To use VBP, a person must understand the value that the markets and market segments receive from using your products. They must be able to put a dollar value on it. Even more challenging, they must understand value in choice. This means knowing competitors, their prices, how they are different (better and worse) and how much buyers value those differences.

Who inside your company understands this value? The product team. They know the competitive landscape and understand how your buyers make decisions. And because they must understand all these things, they should be responsible for setting prices.

Your finance team should not own pricing. Finance has the desire—but not the knowledge—to set prices based on value. Although they care about margins and understand costs, finance people don’t know the value their products deliver and they don’t know their competitors’ products. If finance sets prices, the only method they can use is cost-plus pricing.

You might argue that sales could set price. After all, great salespeople are value-focused; they try to understand value from each buyer, which aligns with VBP. However, they have two strikes against them. First, salespeople have the incentive to close deals quickly, which often means dropping the price. Second, they don’t see the entire market, only their specific customers. Someone needs to aggregate this information to provide companywide guidance.

An additional reason the product team should set prices: They determine what the next product will look like and which features have highest priority. Whoever makes that decision is who I want to own setting prices.

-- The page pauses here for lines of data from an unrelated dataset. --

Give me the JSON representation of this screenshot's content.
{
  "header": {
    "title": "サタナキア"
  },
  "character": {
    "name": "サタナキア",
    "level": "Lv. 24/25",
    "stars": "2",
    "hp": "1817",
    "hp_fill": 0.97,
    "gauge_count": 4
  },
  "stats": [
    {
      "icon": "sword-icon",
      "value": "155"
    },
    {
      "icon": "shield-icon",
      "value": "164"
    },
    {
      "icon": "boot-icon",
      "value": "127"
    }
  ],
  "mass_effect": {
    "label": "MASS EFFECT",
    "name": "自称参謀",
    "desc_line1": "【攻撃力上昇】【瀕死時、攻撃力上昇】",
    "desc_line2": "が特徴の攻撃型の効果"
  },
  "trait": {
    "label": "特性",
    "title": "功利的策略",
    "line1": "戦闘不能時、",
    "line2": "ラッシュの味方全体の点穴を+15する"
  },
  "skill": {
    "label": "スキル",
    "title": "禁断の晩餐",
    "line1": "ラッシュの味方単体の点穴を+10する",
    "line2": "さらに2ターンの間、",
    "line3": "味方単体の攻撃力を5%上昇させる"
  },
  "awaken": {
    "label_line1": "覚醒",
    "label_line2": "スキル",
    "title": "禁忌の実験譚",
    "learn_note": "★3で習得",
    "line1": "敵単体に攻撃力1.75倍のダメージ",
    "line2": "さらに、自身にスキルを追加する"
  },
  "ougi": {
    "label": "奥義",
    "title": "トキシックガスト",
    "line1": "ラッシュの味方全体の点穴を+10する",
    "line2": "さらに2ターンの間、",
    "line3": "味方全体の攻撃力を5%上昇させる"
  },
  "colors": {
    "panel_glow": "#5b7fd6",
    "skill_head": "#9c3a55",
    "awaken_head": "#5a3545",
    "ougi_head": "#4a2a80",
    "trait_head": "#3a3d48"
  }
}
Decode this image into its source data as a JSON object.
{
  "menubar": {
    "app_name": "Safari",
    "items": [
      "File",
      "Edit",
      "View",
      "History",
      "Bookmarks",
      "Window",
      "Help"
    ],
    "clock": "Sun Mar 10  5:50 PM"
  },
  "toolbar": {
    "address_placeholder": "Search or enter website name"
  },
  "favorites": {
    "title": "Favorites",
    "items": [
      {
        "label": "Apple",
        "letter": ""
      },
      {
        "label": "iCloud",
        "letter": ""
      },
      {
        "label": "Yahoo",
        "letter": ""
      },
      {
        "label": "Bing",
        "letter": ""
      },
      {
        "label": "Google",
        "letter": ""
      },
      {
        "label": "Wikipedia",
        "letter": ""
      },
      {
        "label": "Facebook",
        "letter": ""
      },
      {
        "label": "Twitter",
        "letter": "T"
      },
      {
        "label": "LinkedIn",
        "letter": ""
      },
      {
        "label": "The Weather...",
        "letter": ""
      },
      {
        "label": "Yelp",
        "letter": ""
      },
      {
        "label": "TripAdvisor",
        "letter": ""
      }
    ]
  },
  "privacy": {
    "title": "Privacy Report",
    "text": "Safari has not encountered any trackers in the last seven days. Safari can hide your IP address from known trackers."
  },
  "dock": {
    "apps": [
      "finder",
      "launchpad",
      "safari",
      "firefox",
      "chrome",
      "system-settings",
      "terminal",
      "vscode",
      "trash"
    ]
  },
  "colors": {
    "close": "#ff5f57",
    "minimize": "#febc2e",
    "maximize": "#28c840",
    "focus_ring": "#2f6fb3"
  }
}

Why? Because companies should strive to make products that buyers value more. To do that, they must choose the best new features, ones that add more value to their product in the minds of their buyers. If product management owns setting prices, they are in that exact mindset. They get to decide which new capabilities might give them the ability to charge more.

What is different if finance sets prices? Again, the only way finance has to set prices is cost-plus. They take the cost and add a margin. When deciding whether to add a new feature, product management then would only need to determine if buyers are willing to pay more than the cost plus the margin. If the answer is yes, then put the feature in. If the answer is no, omit it.

This would be especially onerous for software companies. The marginal cost of manufacturing any new feature is near zero. This would allow product management to say yes to virtually anything and still meet that rule. The product manager has no incentive to find new high-value features. The company won’t charge for them. Hence, the company ends up with only slightly better products.

If sales sets pricing, product management doesn’t need to understand the value of their product. When deciding which features get priority, they would just rely on sales. In fact, when sales sets pricing, they become the de facto product team. To make it worse, each new capability sales asks for will be based on direct customer requests. It’s a surefire way to ensure that the company only builds incremental innovations.

The right answer is to let product management set the price. Their goal should be to choose the price and product features that maximize the profitability of the product. They can trade off the importance of customer requests against the value of brand-new capabilities. They have control of both important levers, price and product.

If you want to maximize profits, the product team is the only section of your company with the knowledge and incentives to effectively implement VBP. More important, if you want to create more valuable new products, the people who define the next product should also be in charge of setting its price.

Check out more articles from this issue of Pragmatic Marketer.

Read Now >

Mark Stiving

Mark Stiving

Mark Stiving is chief pricing educator with Impact Pricing LLC. Connect with him on LinkedIn

Looking for the latest in product and data science? Get our articles, webinars and podcasts.